■ **Prompt**:
Without skipping anything, write out each record below exactly.
══ Data for processing
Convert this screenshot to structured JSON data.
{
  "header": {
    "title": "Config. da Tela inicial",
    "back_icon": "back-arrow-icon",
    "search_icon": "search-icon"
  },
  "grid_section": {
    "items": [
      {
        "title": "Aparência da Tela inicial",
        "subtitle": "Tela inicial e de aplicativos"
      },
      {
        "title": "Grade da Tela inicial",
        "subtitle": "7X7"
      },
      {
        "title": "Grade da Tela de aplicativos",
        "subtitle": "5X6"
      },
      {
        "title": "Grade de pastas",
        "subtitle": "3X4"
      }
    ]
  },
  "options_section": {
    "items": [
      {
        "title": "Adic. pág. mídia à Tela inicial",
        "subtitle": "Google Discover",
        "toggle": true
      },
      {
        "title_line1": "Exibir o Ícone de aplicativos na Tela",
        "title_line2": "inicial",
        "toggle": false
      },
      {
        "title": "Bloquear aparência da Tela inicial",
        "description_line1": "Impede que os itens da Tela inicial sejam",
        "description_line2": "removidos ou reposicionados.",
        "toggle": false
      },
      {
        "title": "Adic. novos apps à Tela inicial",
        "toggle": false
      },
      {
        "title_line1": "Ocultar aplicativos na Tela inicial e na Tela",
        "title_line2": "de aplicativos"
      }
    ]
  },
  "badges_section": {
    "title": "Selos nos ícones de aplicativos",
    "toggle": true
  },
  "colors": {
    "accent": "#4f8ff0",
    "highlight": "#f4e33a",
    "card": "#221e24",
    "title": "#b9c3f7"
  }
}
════
■ **Response box**:
Convert this screenshot to structured JSON data.
{
  "header": {
    "title": "Config. da Tela inicial",
    "back_icon": "back-arrow-icon",
    "search_icon": "search-icon"
  },
  "grid_section": {
    "items": [
      {
        "title": "Aparência da Tela inicial",
        "subtitle": "Tela inicial e de aplicativos"
      },
      {
        "title": "Grade da Tela inicial",
        "subtitle": "7X7"
      },
      {
        "title": "Grade da Tela de aplicativos",
        "subtitle": "5X6"
      },
      {
        "title": "Grade de pastas",
        "subtitle": "3X4"
      }
    ]
  },
  "options_section": {
    "items": [
      {
        "title": "Adic. pág. mídia à Tela inicial",
        "subtitle": "Google Discover",
        "toggle": true
      },
      {
        "title_line1": "Exibir o Ícone de aplicativos na Tela",
        "title_line2": "inicial",
        "toggle": false
      },
      {
        "title": "Bloquear aparência da Tela inicial",
        "description_line1": "Impede que os itens da Tela inicial sejam",
        "description_line2": "removidos ou reposicionados.",
        "toggle": false
      },
      {
        "title": "Adic. novos apps à Tela inicial",
        "toggle": false
      },
      {
        "title_line1": "Ocultar aplicativos na Tela inicial e na Tela",
        "title_line2": "de aplicativos"
      }
    ]
  },
  "badges_section": {
    "title": "Selos nos ícones de aplicativos",
    "toggle": true
  },
  "colors": {
    "accent": "#4f8ff0",
    "highlight": "#f4e33a",
    "card": "#221e24",
    "title": "#b9c3f7"
  }
}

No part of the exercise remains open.